The move can viewed as a win-win, even if it seems like PayPal is getting a better bargain. For PayPal, it broadens its reach and becomes a more useful platform for tech-savvy shoppers. For Android, the hope is the addition of PayPal brings more appeal to the service. 

It may not move the needle much, but every little bit helps when it comes to adding customers. Also noteworthy, PayPal has apparently seen 1 million customers link their accounts to Facebook (FB) - Get Meta Platforms Inc. Class A Report Messenger. 

Shares of PayPal closed at $43.09 Tuesday, down 0.02%. 
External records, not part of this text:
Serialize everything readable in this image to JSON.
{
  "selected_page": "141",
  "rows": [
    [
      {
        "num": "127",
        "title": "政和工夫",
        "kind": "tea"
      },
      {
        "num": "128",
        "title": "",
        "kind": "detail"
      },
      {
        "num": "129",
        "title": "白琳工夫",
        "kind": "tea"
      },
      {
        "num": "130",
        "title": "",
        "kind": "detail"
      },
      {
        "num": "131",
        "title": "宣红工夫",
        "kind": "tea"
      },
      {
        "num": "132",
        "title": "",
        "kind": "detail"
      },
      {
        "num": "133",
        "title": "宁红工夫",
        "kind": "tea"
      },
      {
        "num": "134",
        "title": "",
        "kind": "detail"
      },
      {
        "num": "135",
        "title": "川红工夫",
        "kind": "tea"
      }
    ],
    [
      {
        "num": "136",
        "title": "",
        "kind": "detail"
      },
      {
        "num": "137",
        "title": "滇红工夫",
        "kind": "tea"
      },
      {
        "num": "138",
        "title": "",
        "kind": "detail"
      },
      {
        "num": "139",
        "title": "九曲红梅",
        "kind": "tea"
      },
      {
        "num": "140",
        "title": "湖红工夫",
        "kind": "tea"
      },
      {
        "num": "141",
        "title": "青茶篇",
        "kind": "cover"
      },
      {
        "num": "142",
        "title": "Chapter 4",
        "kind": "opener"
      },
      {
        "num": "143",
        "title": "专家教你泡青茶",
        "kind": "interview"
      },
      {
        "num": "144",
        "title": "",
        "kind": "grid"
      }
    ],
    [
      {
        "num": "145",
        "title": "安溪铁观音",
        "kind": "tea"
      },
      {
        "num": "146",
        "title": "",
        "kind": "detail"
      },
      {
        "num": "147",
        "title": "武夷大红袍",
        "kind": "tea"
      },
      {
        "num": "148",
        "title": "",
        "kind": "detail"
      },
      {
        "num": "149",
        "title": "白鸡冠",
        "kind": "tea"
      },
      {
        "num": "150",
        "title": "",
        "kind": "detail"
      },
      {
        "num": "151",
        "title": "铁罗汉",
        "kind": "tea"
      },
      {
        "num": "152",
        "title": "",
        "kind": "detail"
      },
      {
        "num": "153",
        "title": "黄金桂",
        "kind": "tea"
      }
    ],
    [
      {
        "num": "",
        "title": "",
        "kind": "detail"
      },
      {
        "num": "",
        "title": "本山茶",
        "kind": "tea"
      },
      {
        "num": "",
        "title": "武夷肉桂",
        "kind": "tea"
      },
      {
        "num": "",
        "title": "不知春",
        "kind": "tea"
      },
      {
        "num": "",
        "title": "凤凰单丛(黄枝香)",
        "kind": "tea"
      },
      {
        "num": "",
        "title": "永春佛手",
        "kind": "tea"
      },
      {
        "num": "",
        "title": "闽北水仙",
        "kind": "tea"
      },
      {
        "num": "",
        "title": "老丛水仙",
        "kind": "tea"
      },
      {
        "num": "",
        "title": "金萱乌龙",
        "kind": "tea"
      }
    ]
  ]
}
The curious world of Uber. The ride-hailing app recently confirmed to TheStreet that bookings doubled in 2016, leading to $6.5 billion in revenue. It's an impressive figure for a private company, no doubt. But what's unimpressive? The company losing a staggering $2.8 billion in the process. 

Investors in the company aren't likely too worried. After all, most private companies lose plenty of money before going public. Uber's just on a much larger scale. Its valuation hovers near $60 billion and its revenues are larger than a number of companies' whole valuation or market cap.  
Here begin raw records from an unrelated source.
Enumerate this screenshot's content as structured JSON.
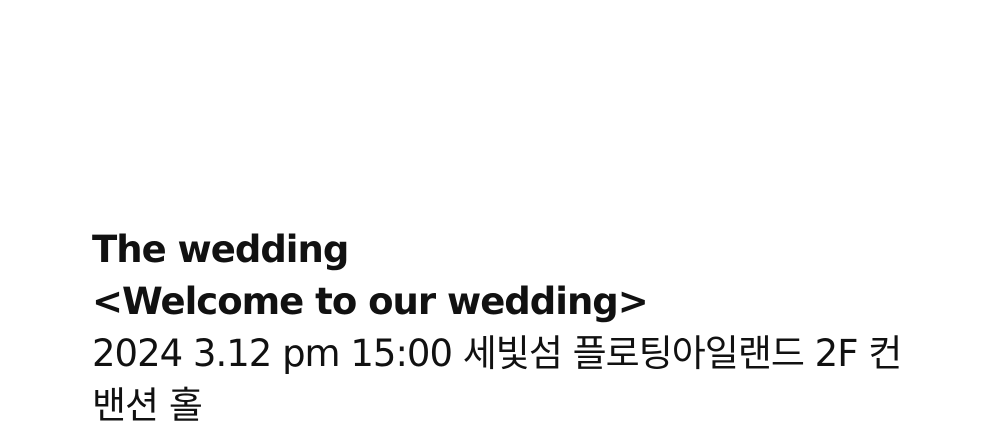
{
  "invitation": {
    "title": "The wedding",
    "subtitle": "<Welcome to our wedding>",
    "details": "2024 3.12 pm 15:00 세빛섬 플로팅아일랜드 2F 컨밴션 홀"
  },
  "colors": {
    "background": "#ffffff",
    "text": "#111111"
  }
}
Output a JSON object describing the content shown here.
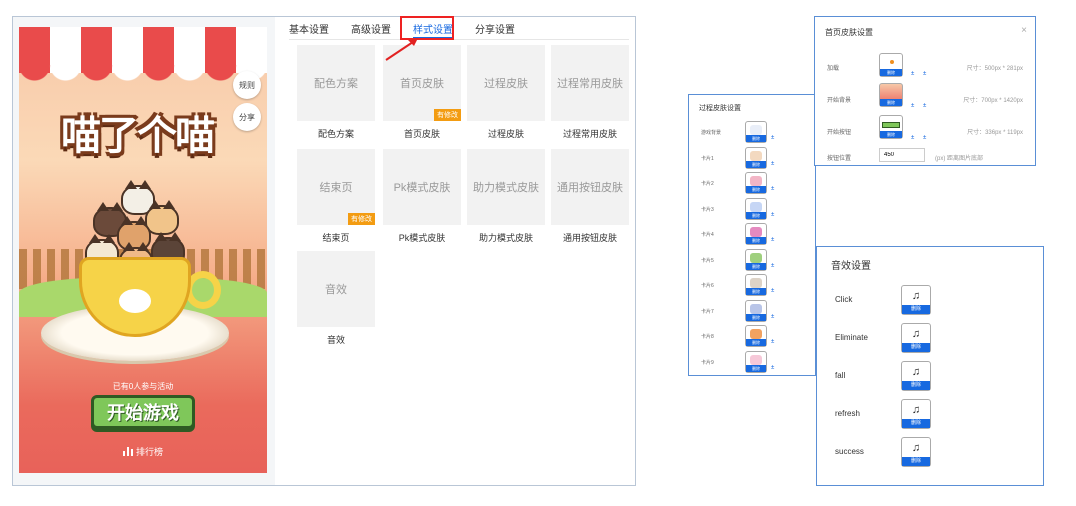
{
  "preview": {
    "rules_label": "规则",
    "share_label": "分享",
    "game_title": "喵了个喵",
    "participants": "已有0人参与活动",
    "start_button": "开始游戏",
    "rank_label": "排行榜"
  },
  "tabs": [
    {
      "label": "基本设置"
    },
    {
      "label": "高级设置"
    },
    {
      "label": "样式设置"
    },
    {
      "label": "分享设置"
    }
  ],
  "modified_badge": "有修改",
  "cards": [
    {
      "label": "配色方案",
      "caption": "配色方案",
      "modified": false
    },
    {
      "label": "首页皮肤",
      "caption": "首页皮肤",
      "modified": true
    },
    {
      "label": "过程皮肤",
      "caption": "过程皮肤",
      "modified": false
    },
    {
      "label": "过程常用皮肤",
      "caption": "过程常用皮肤",
      "modified": false
    },
    {
      "label": "结束页",
      "caption": "结束页",
      "modified": true
    },
    {
      "label": "Pk模式皮肤",
      "caption": "Pk模式皮肤",
      "modified": false
    },
    {
      "label": "助力模式皮肤",
      "caption": "助力模式皮肤",
      "modified": false
    },
    {
      "label": "通用按钮皮肤",
      "caption": "通用按钮皮肤",
      "modified": false
    },
    {
      "label": "音效",
      "caption": "音效",
      "modified": false
    }
  ],
  "process_skin": {
    "title": "过程皮肤设置",
    "rows": [
      "游戏背景",
      "卡片1",
      "卡片2",
      "卡片3",
      "卡片4",
      "卡片5",
      "卡片6",
      "卡片7",
      "卡片8",
      "卡片9"
    ],
    "delete_label": "删除"
  },
  "home_skin": {
    "title": "首页皮肤设置",
    "close": "×",
    "rows": [
      {
        "label": "加载",
        "size": "尺寸：500px * 281px"
      },
      {
        "label": "开始背景",
        "size": "尺寸：700px * 1420px"
      },
      {
        "label": "开始按钮",
        "size": "尺寸：336px * 119px"
      }
    ],
    "button_position_label": "按钮位置",
    "button_position_value": "450",
    "button_position_hint": "(px) 距离图片底部",
    "delete_label": "删除"
  },
  "sound": {
    "title": "音效设置",
    "items": [
      "Click",
      "Eliminate",
      "fall",
      "refresh",
      "success"
    ],
    "delete_label": "删除"
  },
  "colors": {
    "accent": "#1769e0",
    "badge": "#f39c12",
    "highlight": "#e22222"
  }
}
Still, combining the big losses with the seemingly never-ending list of issues at the company could become a concern. While Uber recently had its head PR person leave and is openly looking for a chief operating officer, it can add another vacancy to the list: vice president of global vehicle programs. 

Formerly occupied by Sherif Marakby, who previously worked at Ford (F) - Get Ford Motor Company Report for 25 years. Marakby didn't say why he was leaving, but he was at Uber to help lead the company's self-driving car revolution. 

His vacancy obviously won't end the company, but Uber's list of issues continues to add up. 

This article is commentary by an independent contributor. At the time of publication, the author held no positions in the stocks mentioned.